The Last Impression is a Lasting One – Making Your Patient Discharge Process the Best It

by Joanna Wyganowska, MBA, PMP | VP of Marketing at Infinite Leap

You never get a second chance to make a first impression – this is definitely true in healthcare. In order to drive high patient satisfaction, hospitals train staff and volunteers who greet patients and their families, and they invest in technologies like mobile phone wayfinding so patients don’t feel lost.

However, healthcare systems don’t always pay enough attention to the end of the patient experience.

Think back to your last experience at a concert or a hotel stay. I bet you still remember how long it took to leave the venue, or to find the luggage cart at the hotel so you could load your bags and be on your way. Maybe you remember the person who held the door and said, “Thanks for coming.” The same need for a smooth end of the visit exists in the hospital environment.

Here are 3 tips to make the discharge process positive for your patients:

1. Redesign Your Processes to Optimize Workflow
Once you notify a patient that they will be discharged, you need to focus your attention on getting that patient “checked out” fast. You might rethink your existing processes—for example, prepping discharge documents ahead of time, or staggering discharges throughout the day instead of having a fixed morning discharge window. Our healthcare clients also leverage RTLS-enabled patient flow solutions to get real-time information on patient status and location, as well as dashboards and reports to identify when and where bottlenecks occur in the workflow so appropriate steps can be taken to resolve them. Care providers who must see a patient on discharge day can easily find the patient, they have visibility into which providers are with the patient, and they can efficiently fit in their visit prior to discharge, without prolonging the patient’s stay.

2. Have Visibility into Your Resources for Faster Response Times
I know it sounds trivial, but you need to know if you have resources available to make the discharge process work. The patient’s anxiety will go up for sure if the patient is ready for a discharge from a clinical perspective, but there is no transport staff or a wheelchair available to take them to their car. One way our healthcare clients manage this is by using a Real-Time Location System (RTLS), which allows them to see availability and location of both their staff and assets, and to quickly and efficiently locate available wheelchairs and staff to accommodate the patient’s discharge.

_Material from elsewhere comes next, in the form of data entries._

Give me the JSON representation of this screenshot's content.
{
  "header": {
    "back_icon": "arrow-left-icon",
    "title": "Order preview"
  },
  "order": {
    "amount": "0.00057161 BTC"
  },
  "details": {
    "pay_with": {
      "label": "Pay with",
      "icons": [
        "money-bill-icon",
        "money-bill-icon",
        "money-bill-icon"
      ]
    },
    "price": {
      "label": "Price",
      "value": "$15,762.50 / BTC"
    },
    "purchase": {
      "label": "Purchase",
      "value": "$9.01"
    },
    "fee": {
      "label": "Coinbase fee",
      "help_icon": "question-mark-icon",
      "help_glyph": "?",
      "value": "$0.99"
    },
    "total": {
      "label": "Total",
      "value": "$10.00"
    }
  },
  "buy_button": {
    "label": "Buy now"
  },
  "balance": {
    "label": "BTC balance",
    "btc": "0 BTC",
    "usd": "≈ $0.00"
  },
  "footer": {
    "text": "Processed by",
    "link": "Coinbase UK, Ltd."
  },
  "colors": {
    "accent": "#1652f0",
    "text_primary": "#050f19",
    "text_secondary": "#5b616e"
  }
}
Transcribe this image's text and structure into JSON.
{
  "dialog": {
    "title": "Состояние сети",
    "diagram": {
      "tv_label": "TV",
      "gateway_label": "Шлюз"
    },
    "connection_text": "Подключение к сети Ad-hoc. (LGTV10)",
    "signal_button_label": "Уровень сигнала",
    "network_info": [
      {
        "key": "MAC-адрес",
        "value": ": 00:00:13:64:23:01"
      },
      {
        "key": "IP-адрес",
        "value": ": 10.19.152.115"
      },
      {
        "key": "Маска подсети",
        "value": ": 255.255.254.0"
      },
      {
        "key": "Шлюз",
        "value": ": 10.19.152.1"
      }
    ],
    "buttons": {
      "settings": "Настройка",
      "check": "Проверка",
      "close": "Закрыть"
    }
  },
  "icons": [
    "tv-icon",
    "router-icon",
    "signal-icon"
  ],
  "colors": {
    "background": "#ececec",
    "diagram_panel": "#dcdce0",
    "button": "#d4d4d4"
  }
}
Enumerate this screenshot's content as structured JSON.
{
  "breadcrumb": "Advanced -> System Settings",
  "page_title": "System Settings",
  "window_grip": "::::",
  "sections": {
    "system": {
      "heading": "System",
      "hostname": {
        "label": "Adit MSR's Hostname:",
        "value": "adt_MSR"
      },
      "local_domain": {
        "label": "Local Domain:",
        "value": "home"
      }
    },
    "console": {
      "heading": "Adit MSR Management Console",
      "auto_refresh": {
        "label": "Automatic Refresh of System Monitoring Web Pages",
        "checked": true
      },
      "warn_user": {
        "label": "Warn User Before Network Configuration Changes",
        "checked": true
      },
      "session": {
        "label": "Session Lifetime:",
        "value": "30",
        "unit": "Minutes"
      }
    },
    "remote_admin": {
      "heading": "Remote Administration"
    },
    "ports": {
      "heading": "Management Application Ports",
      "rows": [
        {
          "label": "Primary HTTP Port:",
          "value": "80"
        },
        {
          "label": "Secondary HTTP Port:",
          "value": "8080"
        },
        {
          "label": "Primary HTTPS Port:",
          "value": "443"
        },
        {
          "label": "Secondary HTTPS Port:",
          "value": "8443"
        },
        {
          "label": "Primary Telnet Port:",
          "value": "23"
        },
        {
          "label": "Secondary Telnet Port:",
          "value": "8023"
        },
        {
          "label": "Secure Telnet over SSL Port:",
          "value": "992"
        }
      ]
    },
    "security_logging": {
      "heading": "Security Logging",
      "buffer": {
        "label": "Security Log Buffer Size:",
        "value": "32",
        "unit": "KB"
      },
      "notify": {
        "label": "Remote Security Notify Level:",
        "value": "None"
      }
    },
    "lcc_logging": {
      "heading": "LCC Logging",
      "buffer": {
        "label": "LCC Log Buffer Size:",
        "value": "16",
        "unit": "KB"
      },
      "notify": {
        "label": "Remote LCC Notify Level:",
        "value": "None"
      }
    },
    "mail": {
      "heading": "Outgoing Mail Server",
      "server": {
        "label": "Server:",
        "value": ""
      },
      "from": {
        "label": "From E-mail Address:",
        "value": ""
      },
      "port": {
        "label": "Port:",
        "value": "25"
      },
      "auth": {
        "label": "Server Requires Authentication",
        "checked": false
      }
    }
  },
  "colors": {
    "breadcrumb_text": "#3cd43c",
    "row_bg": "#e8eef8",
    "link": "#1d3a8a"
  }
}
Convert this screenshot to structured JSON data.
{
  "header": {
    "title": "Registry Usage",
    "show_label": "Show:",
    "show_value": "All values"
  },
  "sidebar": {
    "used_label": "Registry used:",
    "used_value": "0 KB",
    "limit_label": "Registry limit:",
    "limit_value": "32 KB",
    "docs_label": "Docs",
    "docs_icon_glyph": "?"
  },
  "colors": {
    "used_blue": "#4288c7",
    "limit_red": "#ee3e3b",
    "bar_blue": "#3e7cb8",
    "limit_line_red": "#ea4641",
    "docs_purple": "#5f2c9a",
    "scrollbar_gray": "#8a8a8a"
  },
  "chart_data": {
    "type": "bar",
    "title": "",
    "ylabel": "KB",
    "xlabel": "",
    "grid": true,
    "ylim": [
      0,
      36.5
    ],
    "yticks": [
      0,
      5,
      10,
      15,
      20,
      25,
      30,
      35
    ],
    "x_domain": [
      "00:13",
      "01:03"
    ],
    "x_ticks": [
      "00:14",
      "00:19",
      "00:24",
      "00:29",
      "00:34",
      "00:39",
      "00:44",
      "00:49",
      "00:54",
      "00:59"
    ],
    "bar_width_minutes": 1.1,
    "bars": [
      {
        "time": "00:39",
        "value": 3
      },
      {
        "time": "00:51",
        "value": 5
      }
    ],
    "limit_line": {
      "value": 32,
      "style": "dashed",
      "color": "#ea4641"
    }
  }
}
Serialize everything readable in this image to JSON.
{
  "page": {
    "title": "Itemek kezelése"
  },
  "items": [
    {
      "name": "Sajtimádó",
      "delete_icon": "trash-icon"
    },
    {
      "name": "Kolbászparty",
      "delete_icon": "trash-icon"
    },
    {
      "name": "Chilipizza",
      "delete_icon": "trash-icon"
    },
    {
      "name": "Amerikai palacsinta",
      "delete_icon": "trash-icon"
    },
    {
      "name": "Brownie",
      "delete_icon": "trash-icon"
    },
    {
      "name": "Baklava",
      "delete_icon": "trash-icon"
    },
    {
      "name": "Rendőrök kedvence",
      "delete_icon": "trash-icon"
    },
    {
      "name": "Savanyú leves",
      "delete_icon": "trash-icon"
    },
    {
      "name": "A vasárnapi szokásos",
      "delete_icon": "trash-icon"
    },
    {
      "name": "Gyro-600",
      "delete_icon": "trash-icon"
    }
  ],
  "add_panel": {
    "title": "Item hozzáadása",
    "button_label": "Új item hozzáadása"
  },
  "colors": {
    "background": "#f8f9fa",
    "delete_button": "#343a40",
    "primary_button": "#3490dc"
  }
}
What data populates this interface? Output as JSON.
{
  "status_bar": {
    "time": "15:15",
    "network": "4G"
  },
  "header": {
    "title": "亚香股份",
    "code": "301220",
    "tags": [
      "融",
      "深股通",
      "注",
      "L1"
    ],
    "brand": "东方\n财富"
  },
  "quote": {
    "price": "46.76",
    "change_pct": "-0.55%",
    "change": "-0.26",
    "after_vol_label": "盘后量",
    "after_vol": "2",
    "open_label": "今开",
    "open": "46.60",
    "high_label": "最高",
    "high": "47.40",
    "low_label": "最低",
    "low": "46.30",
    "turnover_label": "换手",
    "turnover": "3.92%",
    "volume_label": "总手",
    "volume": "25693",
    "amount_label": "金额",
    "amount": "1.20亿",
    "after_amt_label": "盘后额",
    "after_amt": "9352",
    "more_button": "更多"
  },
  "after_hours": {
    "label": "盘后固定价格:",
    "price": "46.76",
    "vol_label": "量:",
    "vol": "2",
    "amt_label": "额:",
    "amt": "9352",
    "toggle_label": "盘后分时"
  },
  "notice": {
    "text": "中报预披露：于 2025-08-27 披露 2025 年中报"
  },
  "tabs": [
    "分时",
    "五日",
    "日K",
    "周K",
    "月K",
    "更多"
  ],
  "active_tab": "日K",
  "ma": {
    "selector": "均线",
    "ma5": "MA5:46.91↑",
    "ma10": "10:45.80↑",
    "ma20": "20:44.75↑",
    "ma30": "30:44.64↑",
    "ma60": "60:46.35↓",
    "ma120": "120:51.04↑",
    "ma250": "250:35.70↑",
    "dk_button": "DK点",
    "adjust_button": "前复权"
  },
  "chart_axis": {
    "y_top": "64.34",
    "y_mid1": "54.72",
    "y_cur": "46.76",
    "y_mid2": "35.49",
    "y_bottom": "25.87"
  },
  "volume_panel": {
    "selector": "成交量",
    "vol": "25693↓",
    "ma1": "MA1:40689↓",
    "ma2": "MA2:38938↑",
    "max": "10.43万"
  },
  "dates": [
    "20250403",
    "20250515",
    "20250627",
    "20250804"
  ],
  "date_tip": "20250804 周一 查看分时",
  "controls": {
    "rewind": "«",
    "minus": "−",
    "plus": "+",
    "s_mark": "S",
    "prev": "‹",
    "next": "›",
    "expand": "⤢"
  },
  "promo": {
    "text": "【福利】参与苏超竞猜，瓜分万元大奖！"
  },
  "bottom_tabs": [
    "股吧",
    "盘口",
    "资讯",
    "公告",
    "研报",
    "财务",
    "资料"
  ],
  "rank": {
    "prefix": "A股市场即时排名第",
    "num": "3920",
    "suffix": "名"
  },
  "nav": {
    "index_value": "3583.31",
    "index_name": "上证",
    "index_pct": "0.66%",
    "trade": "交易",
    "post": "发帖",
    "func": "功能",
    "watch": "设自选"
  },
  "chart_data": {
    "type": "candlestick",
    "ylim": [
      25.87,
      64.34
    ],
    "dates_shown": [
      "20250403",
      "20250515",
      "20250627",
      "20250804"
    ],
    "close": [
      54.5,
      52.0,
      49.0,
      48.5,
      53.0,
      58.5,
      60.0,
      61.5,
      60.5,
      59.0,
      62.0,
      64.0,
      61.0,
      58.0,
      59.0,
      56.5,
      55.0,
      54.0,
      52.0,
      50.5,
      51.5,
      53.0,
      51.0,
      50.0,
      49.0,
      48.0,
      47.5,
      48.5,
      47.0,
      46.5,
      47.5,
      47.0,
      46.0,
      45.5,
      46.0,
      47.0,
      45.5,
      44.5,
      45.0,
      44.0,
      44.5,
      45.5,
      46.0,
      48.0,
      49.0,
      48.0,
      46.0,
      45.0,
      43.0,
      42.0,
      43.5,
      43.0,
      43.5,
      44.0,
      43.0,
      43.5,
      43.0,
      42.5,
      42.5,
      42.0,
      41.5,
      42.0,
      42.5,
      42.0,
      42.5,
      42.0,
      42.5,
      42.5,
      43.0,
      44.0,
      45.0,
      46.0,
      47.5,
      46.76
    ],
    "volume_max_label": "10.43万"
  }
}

3. Train Your Staff on How to Respond to Patient Feedback
Do you put the same amount of training into staff that interact with patients at the beginning of their visit as at the end? Your schedulers and patient transport staff should get the same training as your greeters and front desk staff, if not more. Why? They will be the ones who will hear all the good, bad, and ugly about a patient’s stay. Make sure those staff know how to respond to patient complaints and how they can pass along feedback they hear from patients. To provide an easy way for patients to provide their feedback on the spot, some of our healthcare clients set up kiosks with a feedback app in outpatient clinics, or ancillary services such as pharmacies. This allows patients to provide instant feedback, and for staff to be able to respond before patients even leave the hospital.

These are just a few things you can do to ensure your patients have a positive experience at the end of their visit. Remember, the last impression is a lasting impression, so focus on the last memorable moments as much as you do on making a good first impression – you will see the impact it will make in reaching high patient satisfaction.